AIM OF THE EXERCISE: If a line in the entries below contains the word "JSON", it counts; report how many such lines there are, and only that number.

START TASK INPUTS

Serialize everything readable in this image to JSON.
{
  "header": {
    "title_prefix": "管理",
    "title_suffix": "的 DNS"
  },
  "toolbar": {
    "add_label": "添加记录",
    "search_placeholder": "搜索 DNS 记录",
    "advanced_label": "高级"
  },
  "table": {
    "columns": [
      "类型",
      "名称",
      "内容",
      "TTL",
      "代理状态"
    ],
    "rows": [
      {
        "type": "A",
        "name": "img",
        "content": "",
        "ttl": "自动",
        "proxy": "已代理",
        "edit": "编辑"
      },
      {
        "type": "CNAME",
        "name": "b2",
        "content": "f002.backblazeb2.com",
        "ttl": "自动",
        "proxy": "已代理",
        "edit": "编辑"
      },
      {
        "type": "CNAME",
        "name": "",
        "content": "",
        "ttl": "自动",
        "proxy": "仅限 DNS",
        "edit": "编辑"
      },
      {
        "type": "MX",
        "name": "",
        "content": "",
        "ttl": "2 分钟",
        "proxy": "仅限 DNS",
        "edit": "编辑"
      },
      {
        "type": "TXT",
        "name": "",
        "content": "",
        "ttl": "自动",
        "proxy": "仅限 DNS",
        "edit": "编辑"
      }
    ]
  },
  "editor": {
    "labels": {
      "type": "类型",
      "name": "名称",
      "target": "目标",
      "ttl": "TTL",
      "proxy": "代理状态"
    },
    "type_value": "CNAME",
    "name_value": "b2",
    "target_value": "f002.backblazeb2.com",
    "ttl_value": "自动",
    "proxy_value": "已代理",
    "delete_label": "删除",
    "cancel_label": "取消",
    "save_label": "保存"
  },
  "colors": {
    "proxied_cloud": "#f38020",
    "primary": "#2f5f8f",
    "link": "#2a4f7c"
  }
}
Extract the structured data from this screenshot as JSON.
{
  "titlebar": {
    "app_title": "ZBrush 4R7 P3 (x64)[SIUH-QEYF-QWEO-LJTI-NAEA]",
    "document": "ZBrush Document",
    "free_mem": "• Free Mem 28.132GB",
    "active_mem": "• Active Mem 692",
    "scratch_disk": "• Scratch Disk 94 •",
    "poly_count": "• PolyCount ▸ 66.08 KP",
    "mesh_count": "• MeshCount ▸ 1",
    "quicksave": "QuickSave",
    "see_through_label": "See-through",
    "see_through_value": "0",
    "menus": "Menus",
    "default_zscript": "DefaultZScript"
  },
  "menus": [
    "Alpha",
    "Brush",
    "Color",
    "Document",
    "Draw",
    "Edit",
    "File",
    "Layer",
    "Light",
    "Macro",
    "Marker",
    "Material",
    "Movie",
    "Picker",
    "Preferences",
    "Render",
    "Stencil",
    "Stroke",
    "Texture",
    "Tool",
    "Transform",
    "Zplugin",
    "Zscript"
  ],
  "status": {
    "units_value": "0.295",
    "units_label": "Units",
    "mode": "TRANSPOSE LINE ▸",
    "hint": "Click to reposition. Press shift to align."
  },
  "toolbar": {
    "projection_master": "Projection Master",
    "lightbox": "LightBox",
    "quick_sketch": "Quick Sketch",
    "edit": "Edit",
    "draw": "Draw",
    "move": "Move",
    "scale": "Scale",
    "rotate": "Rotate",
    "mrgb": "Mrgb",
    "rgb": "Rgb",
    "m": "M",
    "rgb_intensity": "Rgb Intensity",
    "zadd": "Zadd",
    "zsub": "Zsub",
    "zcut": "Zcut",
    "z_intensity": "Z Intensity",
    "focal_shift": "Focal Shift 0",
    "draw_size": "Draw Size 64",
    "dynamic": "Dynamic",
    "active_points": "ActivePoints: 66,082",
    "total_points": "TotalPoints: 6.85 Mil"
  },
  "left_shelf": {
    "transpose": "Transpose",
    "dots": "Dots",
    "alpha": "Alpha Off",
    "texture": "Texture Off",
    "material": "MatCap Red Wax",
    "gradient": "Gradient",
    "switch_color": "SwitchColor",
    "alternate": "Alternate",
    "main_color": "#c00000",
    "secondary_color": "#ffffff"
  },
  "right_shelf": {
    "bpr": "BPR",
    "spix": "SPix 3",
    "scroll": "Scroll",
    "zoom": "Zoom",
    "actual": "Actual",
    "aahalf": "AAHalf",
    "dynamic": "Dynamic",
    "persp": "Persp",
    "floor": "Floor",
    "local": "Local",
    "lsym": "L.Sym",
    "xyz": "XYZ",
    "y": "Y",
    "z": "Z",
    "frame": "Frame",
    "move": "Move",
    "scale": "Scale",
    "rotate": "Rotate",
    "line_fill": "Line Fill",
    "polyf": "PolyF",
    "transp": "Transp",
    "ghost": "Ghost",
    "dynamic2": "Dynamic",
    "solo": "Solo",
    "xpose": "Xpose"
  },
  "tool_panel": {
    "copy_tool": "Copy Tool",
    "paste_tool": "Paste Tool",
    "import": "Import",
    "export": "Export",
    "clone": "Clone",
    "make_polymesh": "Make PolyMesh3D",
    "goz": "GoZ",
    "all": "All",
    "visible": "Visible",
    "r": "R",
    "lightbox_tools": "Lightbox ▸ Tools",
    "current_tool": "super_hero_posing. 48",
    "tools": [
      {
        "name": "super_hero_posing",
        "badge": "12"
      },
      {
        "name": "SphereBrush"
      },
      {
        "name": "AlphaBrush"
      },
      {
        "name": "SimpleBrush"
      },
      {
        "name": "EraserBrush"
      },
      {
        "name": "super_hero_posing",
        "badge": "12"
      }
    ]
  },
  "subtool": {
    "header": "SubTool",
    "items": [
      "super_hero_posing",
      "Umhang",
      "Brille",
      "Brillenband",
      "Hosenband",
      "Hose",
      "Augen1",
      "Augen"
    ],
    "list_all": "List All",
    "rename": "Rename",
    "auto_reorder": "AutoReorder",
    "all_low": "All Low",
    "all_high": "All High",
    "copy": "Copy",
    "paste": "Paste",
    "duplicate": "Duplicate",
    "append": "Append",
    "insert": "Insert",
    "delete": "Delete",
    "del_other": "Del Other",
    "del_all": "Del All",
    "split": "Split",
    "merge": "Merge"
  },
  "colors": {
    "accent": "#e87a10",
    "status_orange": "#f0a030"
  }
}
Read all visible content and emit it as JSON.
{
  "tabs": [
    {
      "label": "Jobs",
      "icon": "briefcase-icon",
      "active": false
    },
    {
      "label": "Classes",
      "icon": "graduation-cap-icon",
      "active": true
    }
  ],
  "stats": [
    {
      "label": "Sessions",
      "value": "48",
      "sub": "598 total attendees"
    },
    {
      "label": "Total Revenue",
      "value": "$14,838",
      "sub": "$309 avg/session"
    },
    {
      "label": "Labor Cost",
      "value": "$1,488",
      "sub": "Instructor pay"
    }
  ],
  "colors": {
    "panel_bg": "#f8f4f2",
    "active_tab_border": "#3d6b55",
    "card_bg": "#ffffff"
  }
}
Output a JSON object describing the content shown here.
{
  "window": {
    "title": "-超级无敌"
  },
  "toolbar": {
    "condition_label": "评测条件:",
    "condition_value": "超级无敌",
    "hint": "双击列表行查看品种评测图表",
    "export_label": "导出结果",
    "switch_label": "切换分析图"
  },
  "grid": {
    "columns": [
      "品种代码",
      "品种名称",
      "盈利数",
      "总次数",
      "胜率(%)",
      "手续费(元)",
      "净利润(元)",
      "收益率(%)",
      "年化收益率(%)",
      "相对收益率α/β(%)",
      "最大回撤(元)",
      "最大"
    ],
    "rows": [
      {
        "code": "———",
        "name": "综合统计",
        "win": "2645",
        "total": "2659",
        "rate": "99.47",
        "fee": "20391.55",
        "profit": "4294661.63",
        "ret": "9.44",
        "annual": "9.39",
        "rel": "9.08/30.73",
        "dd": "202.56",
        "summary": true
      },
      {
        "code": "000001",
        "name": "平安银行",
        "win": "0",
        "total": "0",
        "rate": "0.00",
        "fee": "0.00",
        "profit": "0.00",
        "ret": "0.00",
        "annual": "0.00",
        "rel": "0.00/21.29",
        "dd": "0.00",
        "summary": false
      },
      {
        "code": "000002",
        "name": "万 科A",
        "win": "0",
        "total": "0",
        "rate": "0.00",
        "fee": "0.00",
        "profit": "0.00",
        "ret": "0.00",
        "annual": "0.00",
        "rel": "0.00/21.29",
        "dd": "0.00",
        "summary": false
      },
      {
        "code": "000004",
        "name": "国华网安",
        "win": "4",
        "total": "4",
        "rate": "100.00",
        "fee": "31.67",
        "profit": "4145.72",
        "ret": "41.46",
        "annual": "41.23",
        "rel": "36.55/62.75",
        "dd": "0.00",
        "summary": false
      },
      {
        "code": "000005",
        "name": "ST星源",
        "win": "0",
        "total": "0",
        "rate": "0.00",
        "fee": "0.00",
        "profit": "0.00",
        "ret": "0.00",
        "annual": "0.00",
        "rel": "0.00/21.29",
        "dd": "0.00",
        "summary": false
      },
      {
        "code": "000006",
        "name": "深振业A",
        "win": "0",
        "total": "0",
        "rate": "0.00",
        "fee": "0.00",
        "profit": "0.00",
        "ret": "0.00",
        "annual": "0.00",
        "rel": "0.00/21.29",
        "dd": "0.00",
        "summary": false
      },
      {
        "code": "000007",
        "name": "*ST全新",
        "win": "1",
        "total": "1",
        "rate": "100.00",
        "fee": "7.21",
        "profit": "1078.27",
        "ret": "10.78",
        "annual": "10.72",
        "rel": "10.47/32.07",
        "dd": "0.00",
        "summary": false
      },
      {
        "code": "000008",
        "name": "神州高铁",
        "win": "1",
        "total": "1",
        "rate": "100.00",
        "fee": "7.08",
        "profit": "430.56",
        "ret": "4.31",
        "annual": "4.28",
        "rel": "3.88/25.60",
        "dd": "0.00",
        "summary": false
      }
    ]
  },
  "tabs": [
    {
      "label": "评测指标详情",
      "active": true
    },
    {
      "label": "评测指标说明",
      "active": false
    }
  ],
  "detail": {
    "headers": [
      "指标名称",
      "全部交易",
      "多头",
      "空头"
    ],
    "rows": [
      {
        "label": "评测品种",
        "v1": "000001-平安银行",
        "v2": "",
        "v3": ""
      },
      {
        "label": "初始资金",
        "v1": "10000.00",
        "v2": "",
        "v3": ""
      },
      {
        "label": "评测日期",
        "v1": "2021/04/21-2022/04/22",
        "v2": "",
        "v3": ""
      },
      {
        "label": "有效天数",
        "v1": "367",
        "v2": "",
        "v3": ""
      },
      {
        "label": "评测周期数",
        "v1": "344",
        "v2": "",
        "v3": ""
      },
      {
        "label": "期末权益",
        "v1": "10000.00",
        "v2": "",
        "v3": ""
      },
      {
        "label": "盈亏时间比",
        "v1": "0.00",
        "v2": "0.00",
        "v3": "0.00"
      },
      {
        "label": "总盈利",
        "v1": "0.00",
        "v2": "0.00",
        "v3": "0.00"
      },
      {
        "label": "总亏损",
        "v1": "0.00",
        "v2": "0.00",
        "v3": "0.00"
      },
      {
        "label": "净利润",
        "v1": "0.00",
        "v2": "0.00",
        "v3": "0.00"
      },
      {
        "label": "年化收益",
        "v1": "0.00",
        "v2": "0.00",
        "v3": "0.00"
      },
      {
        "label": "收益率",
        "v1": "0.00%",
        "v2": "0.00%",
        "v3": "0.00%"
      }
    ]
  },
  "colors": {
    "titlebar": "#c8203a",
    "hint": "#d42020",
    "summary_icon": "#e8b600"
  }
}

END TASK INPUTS

SOLUTION TO THE EXERCISE: 4